California’s three-step recovery
As conflicts rage across the Midwest between state governments intent on solving their budget crises and public-sector unions trying to protect the status quo, there has been a worrisome calmness in Sacramento. This is a sure sign that California leaders are refusing to make hard decisions, in a state whose economic crisis is second to none.
The unemployment rate in California has ranged from 12.3 percent and 12.5 percent since November 2009. The current rate of 12.5 percent means almost 2.3 million Californians cannot find work. And nearly half the unemployed have been so for six months or longer.
When counting the marginally employed and part-time workers who prefer full-time work, the rate increases to 22.1 percent. Broadly speaking, California has the second-worst labor market in the country. This should be unacceptable to Californians of all political persuasions.
Contrast California with Michigan, which is experiencing a tectonic economic re-structuring. Since peaking at 14.5 percent in December 2009, Michigan’s unemployment rate has fallen to 11.7 percent, which translates to 144,357 fewer unemployed workers.
As Jerry Brown argued during the campaign last fall, California needs nothing less than a “fundamental re-think.” Unfortunately, California is not tackling many of the real problems behind our poorly performing economy.
First, while the governor’s budget did include reductions in the general fund of $12.1 billion, total spending by the state, which is broader than just the general fund, actually increases, from $118.8 billion in 2010-11 to $127.2 billion in 2011-12.
The first step to rectifying California’s problems is to reduce the size of state (and local) government through broad spending reductions. These reductions, however, should be accompanied by reforms so that we’re not simply reducing spending but also spending to focus on results.

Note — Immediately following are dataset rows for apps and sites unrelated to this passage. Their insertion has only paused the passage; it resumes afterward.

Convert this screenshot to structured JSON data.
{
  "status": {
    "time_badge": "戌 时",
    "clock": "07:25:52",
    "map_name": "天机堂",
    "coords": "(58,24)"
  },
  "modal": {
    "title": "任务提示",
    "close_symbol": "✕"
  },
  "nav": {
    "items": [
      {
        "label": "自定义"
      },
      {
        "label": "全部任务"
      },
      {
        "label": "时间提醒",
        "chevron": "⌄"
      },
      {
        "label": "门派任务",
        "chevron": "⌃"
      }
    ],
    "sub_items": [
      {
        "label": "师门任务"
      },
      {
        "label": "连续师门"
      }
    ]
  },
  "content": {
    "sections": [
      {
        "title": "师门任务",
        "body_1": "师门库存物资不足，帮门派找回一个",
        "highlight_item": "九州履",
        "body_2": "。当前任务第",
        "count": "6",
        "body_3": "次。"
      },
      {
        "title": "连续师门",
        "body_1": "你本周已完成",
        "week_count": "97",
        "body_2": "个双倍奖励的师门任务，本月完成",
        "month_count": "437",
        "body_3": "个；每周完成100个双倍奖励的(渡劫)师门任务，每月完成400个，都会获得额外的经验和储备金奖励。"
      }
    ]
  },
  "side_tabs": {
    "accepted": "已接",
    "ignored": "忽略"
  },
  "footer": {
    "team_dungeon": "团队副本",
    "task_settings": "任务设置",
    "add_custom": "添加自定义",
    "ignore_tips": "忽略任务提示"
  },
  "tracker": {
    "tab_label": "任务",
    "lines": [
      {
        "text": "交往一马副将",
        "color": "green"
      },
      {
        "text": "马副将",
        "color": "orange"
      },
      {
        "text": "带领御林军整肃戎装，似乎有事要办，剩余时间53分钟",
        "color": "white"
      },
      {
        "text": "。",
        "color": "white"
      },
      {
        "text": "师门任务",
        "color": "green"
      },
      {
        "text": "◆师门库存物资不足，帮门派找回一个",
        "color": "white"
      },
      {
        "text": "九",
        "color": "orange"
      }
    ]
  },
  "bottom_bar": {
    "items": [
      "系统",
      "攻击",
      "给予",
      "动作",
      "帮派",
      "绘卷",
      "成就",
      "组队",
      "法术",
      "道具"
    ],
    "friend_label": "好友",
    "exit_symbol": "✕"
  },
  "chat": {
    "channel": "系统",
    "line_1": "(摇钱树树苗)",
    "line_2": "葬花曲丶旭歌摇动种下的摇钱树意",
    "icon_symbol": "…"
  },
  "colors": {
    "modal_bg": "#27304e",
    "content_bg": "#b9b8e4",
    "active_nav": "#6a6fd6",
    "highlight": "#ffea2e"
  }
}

In addition, the state cannot ignore the longer-term spending pressures represented by lavish pension and health benefits for public-sector employees. The state must use private-sector equivalents as an anchor to ensure fairness in public sector wages and benefits.
Second, our tax system is both poorly designed and woefully uncompetitive. For example, California’s top income tax rate is now the third-highest in the country. Even our second-highest rate, which applies to income over $47,055, is higher than the top rate of all states except Hawaii, Oregon and Rhode Island.
Our corporate income tax is the eighth-highest, and our combined state and local sales tax is the second-highest. Even property taxes in California are not all that competitive. Property taxes as a share of homeowner median income were 3.6 percent in 2009, ranking California 15th in the country.
The state must pursue broad-based tax reforms aimed at both improving economic incentives and becoming more tax competitive. A medium-term goal, once the budget is legitimately balanced must be to bring tax rates down substantially.
The third and final leg in regaining economic prosperity is regulatory reform. This can happen immediately since changing regulations does not by and large impact the deficit, and, indeed, deregulation can often lead to bureaucratic savings. Regulatory reform can also provide California with immediate sources of competitiveness.
With immense natural assets and a willing workforce, California should be a world leader in economic prosperity but is failing to compete with average states. We should demand that our leaders face the long-term problems inhibiting our state’s greatness. A return to prosperity requires a government that is smaller, smarter and more competitive.